Website and app data records:
__________________________________________________
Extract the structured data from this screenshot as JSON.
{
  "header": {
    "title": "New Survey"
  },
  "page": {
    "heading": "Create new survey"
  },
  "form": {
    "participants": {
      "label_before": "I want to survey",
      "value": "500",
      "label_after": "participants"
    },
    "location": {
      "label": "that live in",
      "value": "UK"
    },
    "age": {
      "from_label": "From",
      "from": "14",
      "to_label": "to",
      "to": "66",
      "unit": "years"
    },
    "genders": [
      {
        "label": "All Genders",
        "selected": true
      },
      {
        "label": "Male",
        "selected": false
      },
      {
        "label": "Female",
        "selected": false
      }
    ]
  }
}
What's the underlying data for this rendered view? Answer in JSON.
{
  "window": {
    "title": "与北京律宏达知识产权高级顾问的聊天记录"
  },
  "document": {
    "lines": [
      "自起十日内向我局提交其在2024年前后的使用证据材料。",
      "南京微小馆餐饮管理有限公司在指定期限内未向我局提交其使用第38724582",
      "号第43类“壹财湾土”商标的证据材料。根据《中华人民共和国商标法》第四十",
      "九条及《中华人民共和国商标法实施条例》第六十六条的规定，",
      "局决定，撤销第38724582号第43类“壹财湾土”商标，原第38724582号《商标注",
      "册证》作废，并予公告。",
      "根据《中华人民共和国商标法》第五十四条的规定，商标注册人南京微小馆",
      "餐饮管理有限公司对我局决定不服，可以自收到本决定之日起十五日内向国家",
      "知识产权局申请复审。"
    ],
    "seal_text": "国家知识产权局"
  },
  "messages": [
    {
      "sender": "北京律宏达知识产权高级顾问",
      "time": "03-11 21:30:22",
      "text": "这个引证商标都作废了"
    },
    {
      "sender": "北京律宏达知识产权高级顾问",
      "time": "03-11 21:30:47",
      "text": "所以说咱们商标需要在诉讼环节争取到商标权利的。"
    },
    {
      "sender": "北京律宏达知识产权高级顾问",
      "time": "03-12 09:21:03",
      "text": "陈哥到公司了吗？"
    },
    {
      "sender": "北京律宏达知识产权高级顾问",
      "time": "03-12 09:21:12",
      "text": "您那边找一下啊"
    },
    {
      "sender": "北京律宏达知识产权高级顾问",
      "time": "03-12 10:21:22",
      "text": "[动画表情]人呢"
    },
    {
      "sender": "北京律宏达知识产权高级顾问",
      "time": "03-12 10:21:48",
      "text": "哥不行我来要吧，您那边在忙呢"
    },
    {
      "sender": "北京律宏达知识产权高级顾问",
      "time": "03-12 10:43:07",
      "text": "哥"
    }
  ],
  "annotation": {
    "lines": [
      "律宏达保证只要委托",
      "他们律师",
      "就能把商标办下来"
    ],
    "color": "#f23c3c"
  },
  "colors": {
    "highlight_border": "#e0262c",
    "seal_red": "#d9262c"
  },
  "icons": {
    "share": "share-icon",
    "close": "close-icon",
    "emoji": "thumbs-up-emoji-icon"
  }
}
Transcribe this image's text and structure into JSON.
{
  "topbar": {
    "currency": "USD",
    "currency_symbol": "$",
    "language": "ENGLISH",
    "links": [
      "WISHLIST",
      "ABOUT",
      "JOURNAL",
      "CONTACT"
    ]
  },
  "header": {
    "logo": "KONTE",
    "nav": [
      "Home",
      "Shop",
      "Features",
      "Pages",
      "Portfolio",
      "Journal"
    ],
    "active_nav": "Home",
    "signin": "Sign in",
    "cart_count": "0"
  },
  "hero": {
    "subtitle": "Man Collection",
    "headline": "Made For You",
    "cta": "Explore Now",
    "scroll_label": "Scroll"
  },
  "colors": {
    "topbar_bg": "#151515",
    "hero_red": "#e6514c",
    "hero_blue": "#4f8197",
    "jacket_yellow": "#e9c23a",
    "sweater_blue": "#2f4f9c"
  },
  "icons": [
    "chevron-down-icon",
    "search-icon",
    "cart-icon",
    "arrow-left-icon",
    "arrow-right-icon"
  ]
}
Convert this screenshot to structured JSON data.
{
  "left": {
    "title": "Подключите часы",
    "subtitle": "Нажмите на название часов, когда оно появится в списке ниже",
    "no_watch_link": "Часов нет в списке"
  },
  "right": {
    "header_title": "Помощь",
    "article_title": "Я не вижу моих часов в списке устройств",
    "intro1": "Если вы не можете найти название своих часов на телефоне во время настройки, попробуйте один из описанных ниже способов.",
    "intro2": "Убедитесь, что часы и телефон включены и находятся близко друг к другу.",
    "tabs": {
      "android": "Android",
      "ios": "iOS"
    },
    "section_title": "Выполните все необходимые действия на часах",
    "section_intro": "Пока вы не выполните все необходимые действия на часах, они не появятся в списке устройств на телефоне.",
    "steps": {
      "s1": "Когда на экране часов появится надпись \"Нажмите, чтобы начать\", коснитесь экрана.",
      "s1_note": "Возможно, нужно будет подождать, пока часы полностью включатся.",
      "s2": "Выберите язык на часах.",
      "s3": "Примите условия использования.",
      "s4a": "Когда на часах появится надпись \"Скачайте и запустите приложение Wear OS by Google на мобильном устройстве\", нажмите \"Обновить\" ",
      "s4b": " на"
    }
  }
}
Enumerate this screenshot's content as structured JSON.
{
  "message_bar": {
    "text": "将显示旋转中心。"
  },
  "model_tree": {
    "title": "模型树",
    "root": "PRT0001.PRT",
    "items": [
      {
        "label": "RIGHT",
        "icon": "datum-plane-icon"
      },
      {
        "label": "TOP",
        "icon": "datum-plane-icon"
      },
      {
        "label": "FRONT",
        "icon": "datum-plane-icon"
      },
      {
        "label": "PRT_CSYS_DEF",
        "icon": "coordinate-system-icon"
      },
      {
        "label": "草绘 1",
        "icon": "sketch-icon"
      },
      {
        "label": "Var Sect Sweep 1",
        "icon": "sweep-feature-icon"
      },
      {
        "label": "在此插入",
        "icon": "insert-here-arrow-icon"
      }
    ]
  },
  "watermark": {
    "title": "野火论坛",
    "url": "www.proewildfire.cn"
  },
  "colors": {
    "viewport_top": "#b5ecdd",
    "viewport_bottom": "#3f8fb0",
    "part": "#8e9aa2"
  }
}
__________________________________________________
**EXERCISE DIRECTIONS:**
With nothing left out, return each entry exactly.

**WRITTEN SOLUTION:**
Extract the structured data from this screenshot as JSON.
{
  "header": {
    "title": "New Survey"
  },
  "page": {
    "heading": "Create new survey"
  },
  "form": {
    "participants": {
      "label_before": "I want to survey",
      "value": "500",
      "label_after": "participants"
    },
    "location": {
      "label": "that live in",
      "value": "UK"
    },
    "age": {
      "from_label": "From",
      "from": "14",
      "to_label": "to",
      "to": "66",
      "unit": "years"
    },
    "genders": [
      {
        "label": "All Genders",
        "selected": true
      },
      {
        "label": "Male",
        "selected": false
      },
      {
        "label": "Female",
        "selected": false
      }
    ]
  }
}
What's the underlying data for this rendered view? Answer in JSON.
{
  "window": {
    "title": "与北京律宏达知识产权高级顾问的聊天记录"
  },
  "document": {
    "lines": [
      "自起十日内向我局提交其在2024年前后的使用证据材料。",
      "南京微小馆餐饮管理有限公司在指定期限内未向我局提交其使用第38724582",
      "号第43类“壹财湾土”商标的证据材料。根据《中华人民共和国商标法》第四十",
      "九条及《中华人民共和国商标法实施条例》第六十六条的规定，",
      "局决定，撤销第38724582号第43类“壹财湾土”商标，原第38724582号《商标注",
      "册证》作废，并予公告。",
      "根据《中华人民共和国商标法》第五十四条的规定，商标注册人南京微小馆",
      "餐饮管理有限公司对我局决定不服，可以自收到本决定之日起十五日内向国家",
      "知识产权局申请复审。"
    ],
    "seal_text": "国家知识产权局"
  },
  "messages": [
    {
      "sender": "北京律宏达知识产权高级顾问",
      "time": "03-11 21:30:22",
      "text": "这个引证商标都作废了"
    },
    {
      "sender": "北京律宏达知识产权高级顾问",
      "time": "03-11 21:30:47",
      "text": "所以说咱们商标需要在诉讼环节争取到商标权利的。"
    },
    {
      "sender": "北京律宏达知识产权高级顾问",
      "time": "03-12 09:21:03",
      "text": "陈哥到公司了吗？"
    },
    {
      "sender": "北京律宏达知识产权高级顾问",
      "time": "03-12 09:21:12",
      "text": "您那边找一下啊"
    },
    {
      "sender": "北京律宏达知识产权高级顾问",
      "time": "03-12 10:21:22",
      "text": "[动画表情]人呢"
    },
    {
      "sender": "北京律宏达知识产权高级顾问",
      "time": "03-12 10:21:48",
      "text": "哥不行我来要吧，您那边在忙呢"
    },
    {
      "sender": "北京律宏达知识产权高级顾问",
      "time": "03-12 10:43:07",
      "text": "哥"
    }
  ],
  "annotation": {
    "lines": [
      "律宏达保证只要委托",
      "他们律师",
      "就能把商标办下来"
    ],
    "color": "#f23c3c"
  },
  "colors": {
    "highlight_border": "#e0262c",
    "seal_red": "#d9262c"
  },
  "icons": {
    "share": "share-icon",
    "close": "close-icon",
    "emoji": "thumbs-up-emoji-icon"
  }
}
Transcribe this image's text and structure into JSON.
{
  "topbar": {
    "currency": "USD",
    "currency_symbol": "$",
    "language": "ENGLISH",
    "links": [
      "WISHLIST",
      "ABOUT",
      "JOURNAL",
      "CONTACT"
    ]
  },
  "header": {
    "logo": "KONTE",
    "nav": [
      "Home",
      "Shop",
      "Features",
      "Pages",
      "Portfolio",
      "Journal"
    ],
    "active_nav": "Home",
    "signin": "Sign in",
    "cart_count": "0"
  },
  "hero": {
    "subtitle": "Man Collection",
    "headline": "Made For You",
    "cta": "Explore Now",
    "scroll_label": "Scroll"
  },
  "colors": {
    "topbar_bg": "#151515",
    "hero_red": "#e6514c",
    "hero_blue": "#4f8197",
    "jacket_yellow": "#e9c23a",
    "sweater_blue": "#2f4f9c"
  },
  "icons": [
    "chevron-down-icon",
    "search-icon",
    "cart-icon",
    "arrow-left-icon",
    "arrow-right-icon"
  ]
}
Convert this screenshot to structured JSON data.
{
  "left": {
    "title": "Подключите часы",
    "subtitle": "Нажмите на название часов, когда оно появится в списке ниже",
    "no_watch_link": "Часов нет в списке"
  },
  "right": {
    "header_title": "Помощь",
    "article_title": "Я не вижу моих часов в списке устройств",
    "intro1": "Если вы не можете найти название своих часов на телефоне во время настройки, попробуйте один из описанных ниже способов.",
    "intro2": "Убедитесь, что часы и телефон включены и находятся близко друг к другу.",
    "tabs": {
      "android": "Android",
      "ios": "iOS"
    },
    "section_title": "Выполните все необходимые действия на часах",
    "section_intro": "Пока вы не выполните все необходимые действия на часах, они не появятся в списке устройств на телефоне.",
    "steps": {
      "s1": "Когда на экране часов появится надпись \"Нажмите, чтобы начать\", коснитесь экрана.",
      "s1_note": "Возможно, нужно будет подождать, пока часы полностью включатся.",
      "s2": "Выберите язык на часах.",
      "s3": "Примите условия использования.",
      "s4a": "Когда на часах появится надпись \"Скачайте и запустите приложение Wear OS by Google на мобильном устройстве\", нажмите \"Обновить\" ",
      "s4b": " на"
    }
  }
}
Enumerate this screenshot's content as structured JSON.
{
  "message_bar": {
    "text": "将显示旋转中心。"
  },
  "model_tree": {
    "title": "模型树",
    "root": "PRT0001.PRT",
    "items": [
      {
        "label": "RIGHT",
        "icon": "datum-plane-icon"
      },
      {
        "label": "TOP",
        "icon": "datum-plane-icon"
      },
      {
        "label": "FRONT",
        "icon": "datum-plane-icon"
      },
      {
        "label": "PRT_CSYS_DEF",
        "icon": "coordinate-system-icon"
      },
      {
        "label": "草绘 1",
        "icon": "sketch-icon"
      },
      {
        "label": "Var Sect Sweep 1",
        "icon": "sweep-feature-icon"
      },
      {
        "label": "在此插入",
        "icon": "insert-here-arrow-icon"
      }
    ]
  },
  "watermark": {
    "title": "野火论坛",
    "url": "www.proewildfire.cn"
  },
  "colors": {
    "viewport_top": "#b5ecdd",
    "viewport_bottom": "#3f8fb0",
    "part": "#8e9aa2"
  }
}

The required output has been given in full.